A bare majority of the Supreme Court of Canada upheld the decision of the trial judge but did so in terms that caused considerable controversy.
After all, they sought entry to Australia and this was the only way of achieving that end. Stretching the Limits of the Well Informed and Reasonable Observer In the Webb case the High Court of Australia cautioned that the gap between actual and apprehended bias narrowed as the knowledge that was credited to the fair minded and informed observer increased.
It is emerged to save people from injustice.
When the prosecutor closed his case he asked the rhetorical question of why the police officer would lie. Likewise in Surinder Singh Kanda v Federation of Malaya a public servant facing disciplinary proceedings was not supplied with a copy of a prejudicial report by a board of inquiry which the adjudicating officer had access to before the hearing.
Basically, it is based on the idea to save individuals from injustice. In particular, courts often impute quite detailed knowledge about legal procedures and technicalities to the fair minded observer.
The fact that the reasons given were wrong in fact or in law or even in terms of emphasis did not give rise to an effective challenge. He or she must also be told what is at stake; in other words, the gist of the case. Whether an issue was decisive or of considerable potential importance or was peripheral or irrelevant involved a question of degree.
What are the Foundations of the Bias Rule? In regard to these certain ways and methods of judicial procedure may very likely be imitated; and lawyer-like methods may find especial favour from lawyers.
As natural laws are not codified thus it is very difficult to define natural justice. The reason the law tolerates predisposition and other qualities that might appear to offend the rule against bias is practical.
As natural justice is based upon natural laws and due to the complex nature of society, it is impossible to define natural justice in a particular set of words. Some cases have focussed on the institutional arrangements governing decision-makers, in which case a claim of bias is determined by examining whether the constitution and operation of the relevant body is sufficiently distanced from the executive that it may provide a fair hearing for human rights purposes.
It means that no free man would be entitled to injustice and he must be provided with natural rights and safety from any kind of injustice. The same person located in Singapore or New Zealand would have a similar local knowledge and so on. Lord Browne-Wilkinson stated the rationale of this extension in the following terms:A good instance is Lord Esher saying in that natural justice was “the natural sense of what is right and wrong”: Voinet v Barrett which is bias or apprehended bias.) 4.
The emphasis on a distinction between “natural justice” and “procedural fairness” is. The rules of natural justice The rules of Natural Justice require all trials and hearings to be rooted in fairness.

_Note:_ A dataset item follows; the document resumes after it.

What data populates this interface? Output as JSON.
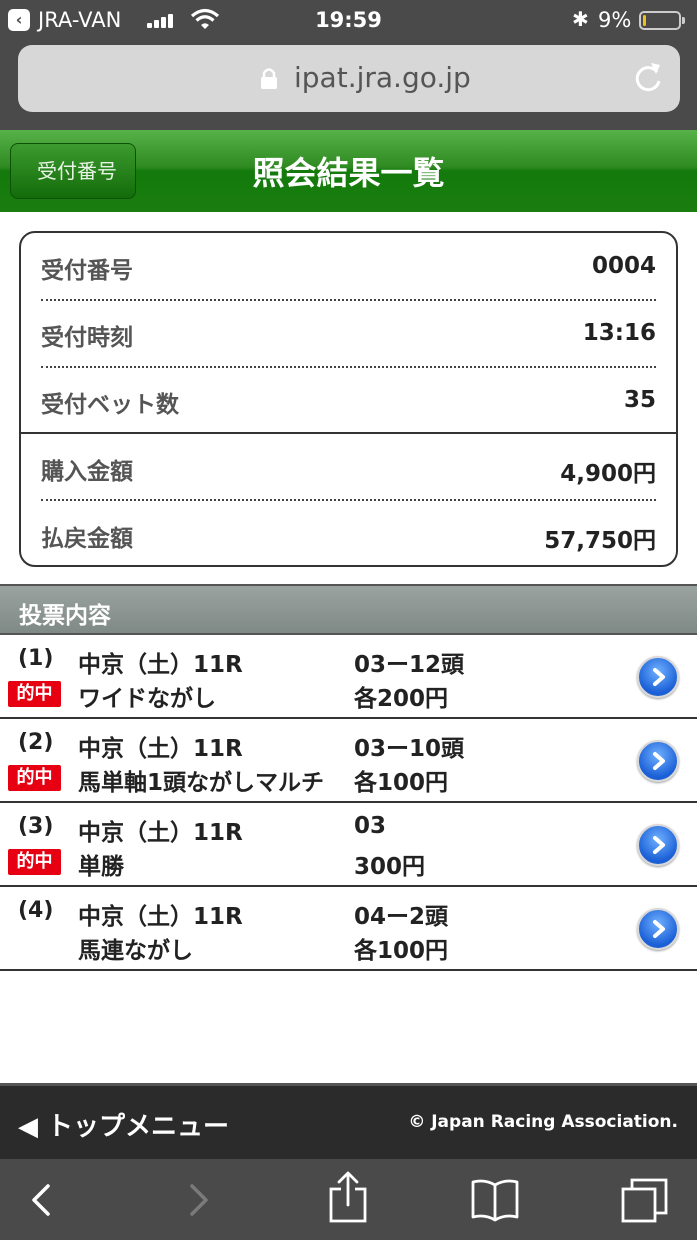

Following the case of Re HK (an infant) () the phrase “act fairly” was established making it incumbent on all decision makers to act fairly. Natural justice. Definition: Natural justice also known as substantial justice, fundamental justice universal justice and fair play in action.

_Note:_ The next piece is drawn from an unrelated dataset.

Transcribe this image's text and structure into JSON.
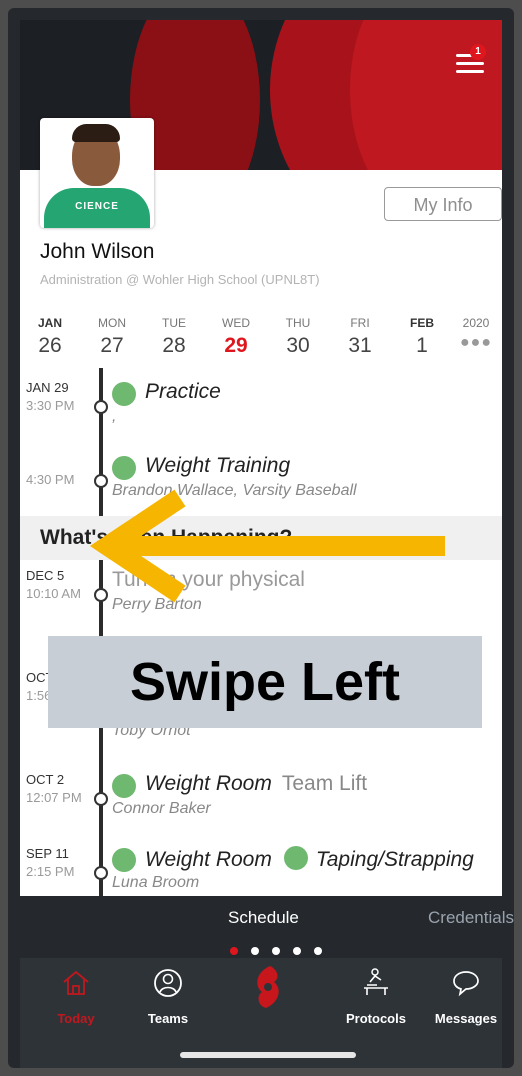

It is very difficult to. The case neatly summarises the previous authorities and principles involved in relation to the jurisdiction of the adjudicator, breach of natural justice and adjudicator bias.
Any decision reached in contravention of natural justice is void as * ultra vires. There are two principal rules. The first is the rule against bias, i.e. against departure from the standard of even-handed justice required of those who occupy judicial office – nemo judex in causa sua (or in propria causa): no man may be a judge in his own cause.

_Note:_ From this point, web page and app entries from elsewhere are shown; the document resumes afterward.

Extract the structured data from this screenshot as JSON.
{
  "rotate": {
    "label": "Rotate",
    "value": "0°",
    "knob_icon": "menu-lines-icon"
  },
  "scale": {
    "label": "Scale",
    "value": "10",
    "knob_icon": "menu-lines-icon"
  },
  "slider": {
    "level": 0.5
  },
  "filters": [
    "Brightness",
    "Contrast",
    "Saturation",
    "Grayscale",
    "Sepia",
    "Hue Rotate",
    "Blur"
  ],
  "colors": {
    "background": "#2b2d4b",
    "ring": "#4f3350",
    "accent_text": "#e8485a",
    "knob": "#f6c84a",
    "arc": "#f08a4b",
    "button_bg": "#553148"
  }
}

The rule against bias is one of the two pillars of natural justice. The hearing rule governs the procedural features of decision making. The bias rule governs the attitude or state of mind of the decision maker. This article examines the foundation of the bias rule and the fiction of the “fair.Download